▶ ACTIVITY
Reproduce every line in the listing that contains the word "Добавить".

▶ DATA TO EXAMINE

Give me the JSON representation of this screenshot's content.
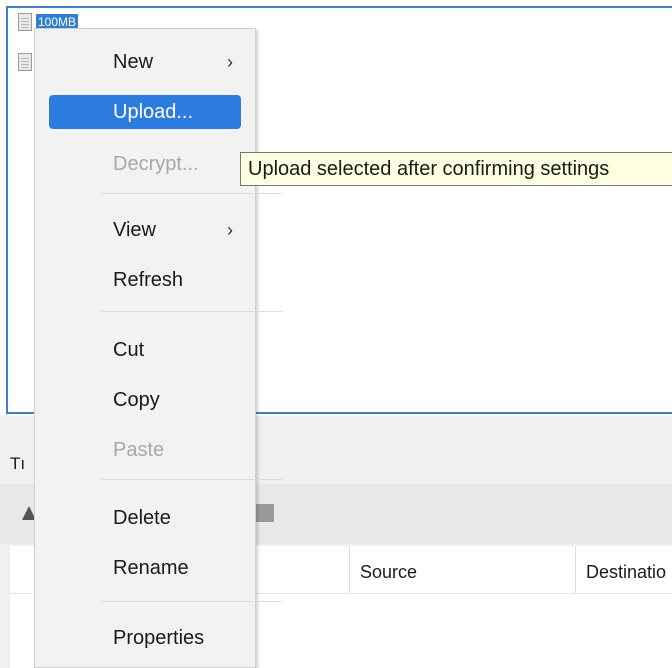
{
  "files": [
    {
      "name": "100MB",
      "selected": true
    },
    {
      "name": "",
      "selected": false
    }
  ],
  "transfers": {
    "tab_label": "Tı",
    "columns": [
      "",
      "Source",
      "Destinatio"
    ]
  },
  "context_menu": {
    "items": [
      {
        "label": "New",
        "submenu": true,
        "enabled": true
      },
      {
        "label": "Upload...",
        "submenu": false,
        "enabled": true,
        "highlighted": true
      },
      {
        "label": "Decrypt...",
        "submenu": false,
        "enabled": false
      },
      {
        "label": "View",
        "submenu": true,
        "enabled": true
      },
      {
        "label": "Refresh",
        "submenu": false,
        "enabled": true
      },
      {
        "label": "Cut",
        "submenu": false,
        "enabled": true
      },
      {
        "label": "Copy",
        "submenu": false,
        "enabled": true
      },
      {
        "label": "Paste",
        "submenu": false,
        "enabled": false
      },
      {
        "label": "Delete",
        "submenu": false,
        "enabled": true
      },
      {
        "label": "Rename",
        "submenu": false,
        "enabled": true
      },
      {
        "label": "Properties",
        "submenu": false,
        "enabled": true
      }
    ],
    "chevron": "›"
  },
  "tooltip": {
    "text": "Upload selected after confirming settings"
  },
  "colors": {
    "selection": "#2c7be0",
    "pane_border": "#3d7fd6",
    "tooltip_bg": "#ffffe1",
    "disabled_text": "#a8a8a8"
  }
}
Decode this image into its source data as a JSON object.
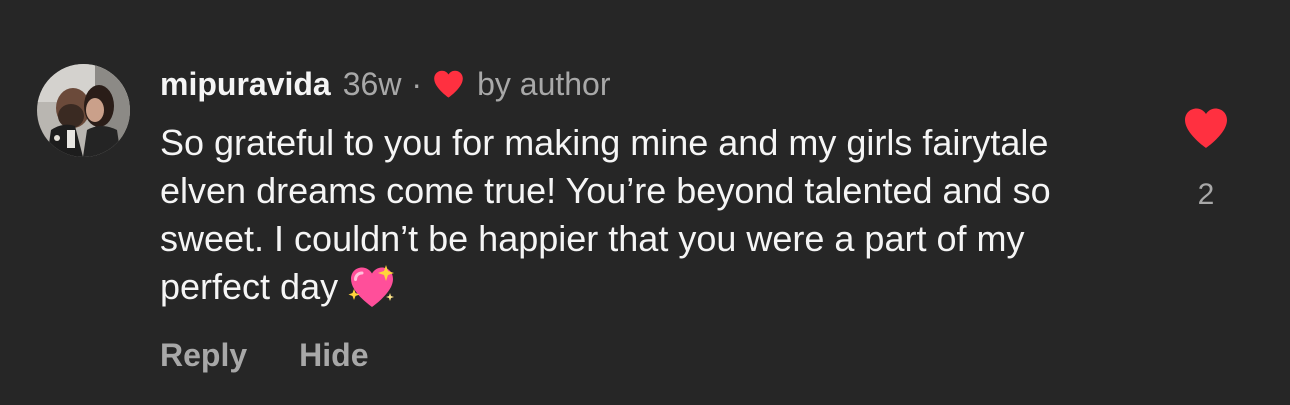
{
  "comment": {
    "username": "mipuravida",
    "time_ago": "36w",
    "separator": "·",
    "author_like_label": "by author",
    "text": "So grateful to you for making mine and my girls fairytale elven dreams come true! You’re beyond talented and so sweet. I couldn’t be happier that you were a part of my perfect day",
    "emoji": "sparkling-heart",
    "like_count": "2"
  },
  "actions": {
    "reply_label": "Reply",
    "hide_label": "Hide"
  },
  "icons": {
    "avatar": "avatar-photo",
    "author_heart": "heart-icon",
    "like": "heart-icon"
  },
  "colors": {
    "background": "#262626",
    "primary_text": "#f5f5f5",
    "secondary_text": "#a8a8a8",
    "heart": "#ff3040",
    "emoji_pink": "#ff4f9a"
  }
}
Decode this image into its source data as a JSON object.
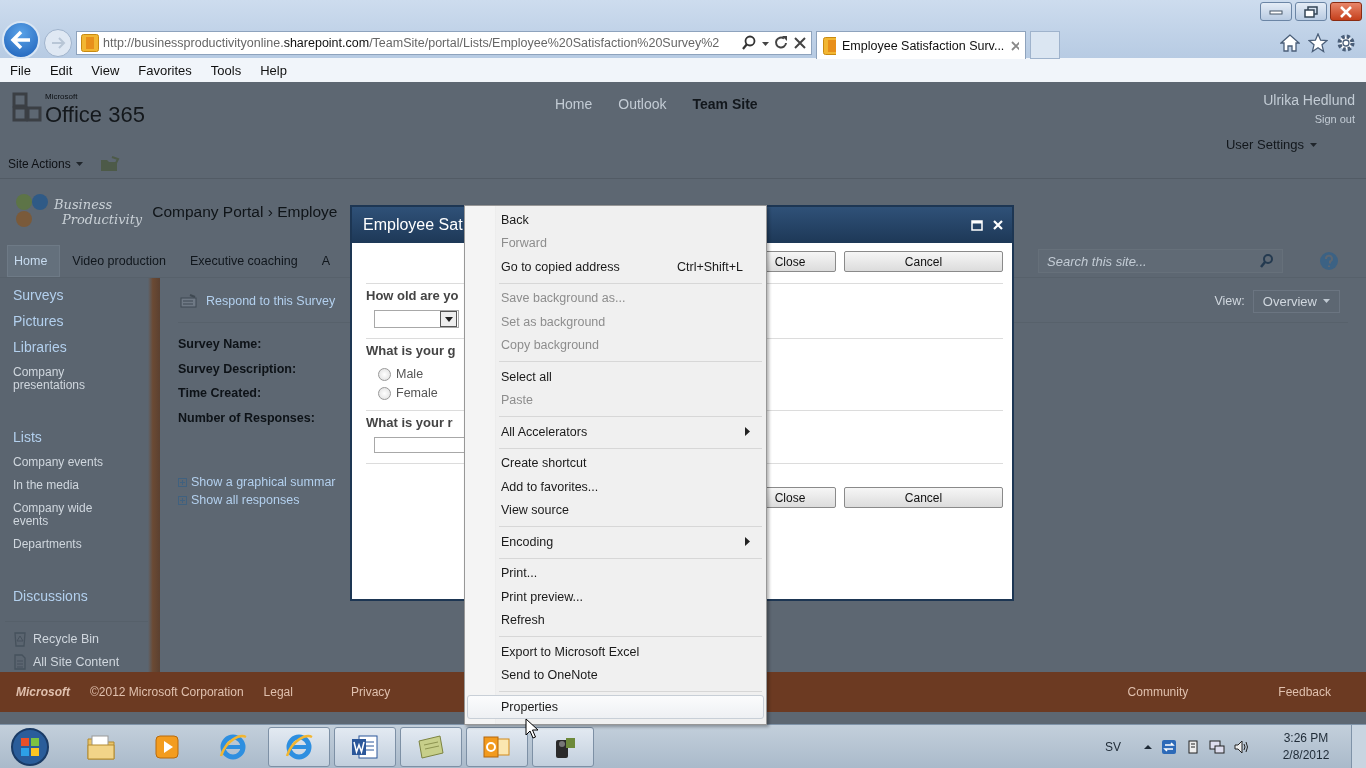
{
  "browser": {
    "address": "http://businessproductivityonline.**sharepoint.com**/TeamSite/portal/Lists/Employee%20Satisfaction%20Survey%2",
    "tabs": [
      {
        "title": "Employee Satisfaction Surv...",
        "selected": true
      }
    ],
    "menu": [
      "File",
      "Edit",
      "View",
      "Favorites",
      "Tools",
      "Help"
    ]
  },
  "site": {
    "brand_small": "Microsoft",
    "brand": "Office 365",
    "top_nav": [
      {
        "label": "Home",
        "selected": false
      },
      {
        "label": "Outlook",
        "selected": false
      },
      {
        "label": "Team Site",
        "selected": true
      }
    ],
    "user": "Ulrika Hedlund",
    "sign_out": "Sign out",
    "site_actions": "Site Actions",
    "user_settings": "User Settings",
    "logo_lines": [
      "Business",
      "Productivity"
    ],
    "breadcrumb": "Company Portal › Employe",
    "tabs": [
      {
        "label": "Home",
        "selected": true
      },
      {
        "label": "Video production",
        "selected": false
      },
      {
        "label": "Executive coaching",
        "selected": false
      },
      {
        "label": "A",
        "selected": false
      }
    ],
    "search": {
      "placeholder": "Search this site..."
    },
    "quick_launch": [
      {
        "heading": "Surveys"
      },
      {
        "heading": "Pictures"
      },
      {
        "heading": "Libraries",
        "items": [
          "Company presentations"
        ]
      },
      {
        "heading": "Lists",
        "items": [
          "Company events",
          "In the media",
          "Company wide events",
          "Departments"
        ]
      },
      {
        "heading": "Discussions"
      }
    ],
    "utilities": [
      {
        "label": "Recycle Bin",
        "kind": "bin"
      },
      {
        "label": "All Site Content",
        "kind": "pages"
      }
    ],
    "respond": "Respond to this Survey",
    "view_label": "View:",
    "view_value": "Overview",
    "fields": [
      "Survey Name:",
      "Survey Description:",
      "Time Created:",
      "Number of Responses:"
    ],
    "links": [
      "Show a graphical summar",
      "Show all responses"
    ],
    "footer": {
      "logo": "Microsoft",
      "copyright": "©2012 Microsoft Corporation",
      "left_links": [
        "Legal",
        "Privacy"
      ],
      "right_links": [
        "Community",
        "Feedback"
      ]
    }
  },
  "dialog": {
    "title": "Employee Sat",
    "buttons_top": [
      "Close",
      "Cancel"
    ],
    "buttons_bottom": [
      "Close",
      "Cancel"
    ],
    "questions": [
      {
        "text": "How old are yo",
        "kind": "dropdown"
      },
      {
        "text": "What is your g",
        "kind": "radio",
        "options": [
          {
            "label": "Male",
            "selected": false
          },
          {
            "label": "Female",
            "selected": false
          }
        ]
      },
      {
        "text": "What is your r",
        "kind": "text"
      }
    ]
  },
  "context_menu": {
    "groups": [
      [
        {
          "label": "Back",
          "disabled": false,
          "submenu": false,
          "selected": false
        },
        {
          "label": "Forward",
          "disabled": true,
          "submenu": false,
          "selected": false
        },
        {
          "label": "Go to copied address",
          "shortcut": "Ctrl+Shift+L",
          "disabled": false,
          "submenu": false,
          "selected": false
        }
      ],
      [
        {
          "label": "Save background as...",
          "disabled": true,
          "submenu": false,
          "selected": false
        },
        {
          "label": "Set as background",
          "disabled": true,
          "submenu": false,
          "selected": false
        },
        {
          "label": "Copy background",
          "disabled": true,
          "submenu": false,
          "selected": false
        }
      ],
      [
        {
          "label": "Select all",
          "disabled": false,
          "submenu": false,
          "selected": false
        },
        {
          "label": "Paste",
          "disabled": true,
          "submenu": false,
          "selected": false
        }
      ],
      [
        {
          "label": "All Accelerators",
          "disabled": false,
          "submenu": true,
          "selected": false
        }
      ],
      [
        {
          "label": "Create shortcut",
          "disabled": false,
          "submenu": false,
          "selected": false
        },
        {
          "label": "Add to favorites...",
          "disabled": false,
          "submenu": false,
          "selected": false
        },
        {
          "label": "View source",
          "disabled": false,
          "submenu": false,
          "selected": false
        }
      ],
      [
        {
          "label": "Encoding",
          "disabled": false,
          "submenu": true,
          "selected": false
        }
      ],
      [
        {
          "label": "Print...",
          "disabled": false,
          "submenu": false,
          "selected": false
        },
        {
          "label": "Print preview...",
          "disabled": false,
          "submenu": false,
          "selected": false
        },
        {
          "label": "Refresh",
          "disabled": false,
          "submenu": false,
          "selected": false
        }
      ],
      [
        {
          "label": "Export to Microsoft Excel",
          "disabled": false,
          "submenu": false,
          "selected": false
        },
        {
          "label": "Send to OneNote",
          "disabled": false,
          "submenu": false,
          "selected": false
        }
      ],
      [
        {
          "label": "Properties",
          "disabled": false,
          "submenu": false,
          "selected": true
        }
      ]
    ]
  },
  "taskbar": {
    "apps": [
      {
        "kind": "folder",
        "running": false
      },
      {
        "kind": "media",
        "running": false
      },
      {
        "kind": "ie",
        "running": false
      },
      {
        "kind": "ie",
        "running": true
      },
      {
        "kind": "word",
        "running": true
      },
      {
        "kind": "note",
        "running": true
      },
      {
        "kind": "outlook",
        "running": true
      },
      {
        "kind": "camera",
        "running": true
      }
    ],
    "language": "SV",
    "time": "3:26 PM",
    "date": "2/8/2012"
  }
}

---

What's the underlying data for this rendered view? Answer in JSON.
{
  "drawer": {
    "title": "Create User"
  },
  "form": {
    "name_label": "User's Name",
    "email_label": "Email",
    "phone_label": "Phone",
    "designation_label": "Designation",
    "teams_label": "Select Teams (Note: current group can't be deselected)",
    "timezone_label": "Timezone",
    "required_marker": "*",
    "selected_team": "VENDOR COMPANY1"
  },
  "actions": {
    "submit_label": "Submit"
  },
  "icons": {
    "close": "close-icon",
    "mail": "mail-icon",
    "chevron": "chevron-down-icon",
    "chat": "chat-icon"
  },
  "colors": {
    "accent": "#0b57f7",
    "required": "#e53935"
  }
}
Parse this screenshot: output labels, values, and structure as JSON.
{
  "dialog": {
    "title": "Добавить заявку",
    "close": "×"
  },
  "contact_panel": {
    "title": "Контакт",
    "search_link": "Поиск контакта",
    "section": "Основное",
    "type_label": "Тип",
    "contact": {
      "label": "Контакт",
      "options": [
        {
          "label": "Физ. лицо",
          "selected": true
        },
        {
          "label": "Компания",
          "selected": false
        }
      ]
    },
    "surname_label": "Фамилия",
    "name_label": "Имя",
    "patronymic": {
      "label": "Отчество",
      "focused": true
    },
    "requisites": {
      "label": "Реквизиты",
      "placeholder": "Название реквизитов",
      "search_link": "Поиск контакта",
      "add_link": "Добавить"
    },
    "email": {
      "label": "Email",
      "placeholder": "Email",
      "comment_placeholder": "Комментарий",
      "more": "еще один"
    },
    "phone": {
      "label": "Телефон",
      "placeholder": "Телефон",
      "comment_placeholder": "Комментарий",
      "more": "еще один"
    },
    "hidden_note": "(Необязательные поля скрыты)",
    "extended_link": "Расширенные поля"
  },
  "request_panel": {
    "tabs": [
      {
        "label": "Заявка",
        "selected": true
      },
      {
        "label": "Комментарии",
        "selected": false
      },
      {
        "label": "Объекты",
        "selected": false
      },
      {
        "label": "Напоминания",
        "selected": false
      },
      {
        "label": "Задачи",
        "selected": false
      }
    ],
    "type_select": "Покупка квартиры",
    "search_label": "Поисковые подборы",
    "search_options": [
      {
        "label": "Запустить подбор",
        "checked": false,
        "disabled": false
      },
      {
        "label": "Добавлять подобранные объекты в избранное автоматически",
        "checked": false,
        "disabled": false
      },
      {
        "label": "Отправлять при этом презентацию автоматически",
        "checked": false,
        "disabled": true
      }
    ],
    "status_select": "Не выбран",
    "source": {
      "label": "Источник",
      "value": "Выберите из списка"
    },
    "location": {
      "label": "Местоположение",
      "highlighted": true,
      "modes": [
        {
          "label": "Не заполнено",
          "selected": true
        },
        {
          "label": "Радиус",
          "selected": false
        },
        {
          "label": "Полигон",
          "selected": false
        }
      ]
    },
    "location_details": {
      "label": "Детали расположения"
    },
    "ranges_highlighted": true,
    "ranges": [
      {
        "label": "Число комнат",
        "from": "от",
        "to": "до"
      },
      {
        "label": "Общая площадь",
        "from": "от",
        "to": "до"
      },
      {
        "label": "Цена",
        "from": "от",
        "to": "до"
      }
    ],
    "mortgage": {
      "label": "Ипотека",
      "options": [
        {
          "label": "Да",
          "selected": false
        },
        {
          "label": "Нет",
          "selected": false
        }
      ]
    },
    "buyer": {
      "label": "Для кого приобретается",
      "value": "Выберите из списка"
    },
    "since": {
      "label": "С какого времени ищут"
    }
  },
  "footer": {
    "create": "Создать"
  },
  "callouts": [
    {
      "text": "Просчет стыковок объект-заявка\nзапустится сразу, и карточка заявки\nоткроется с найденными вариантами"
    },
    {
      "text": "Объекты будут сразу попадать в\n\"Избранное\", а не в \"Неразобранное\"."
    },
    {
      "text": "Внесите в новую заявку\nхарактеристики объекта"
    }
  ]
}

▶ OUTPUT FOR THIS EXERCISE
    "title": "Добавить заявку",
      "add_link": "Добавить"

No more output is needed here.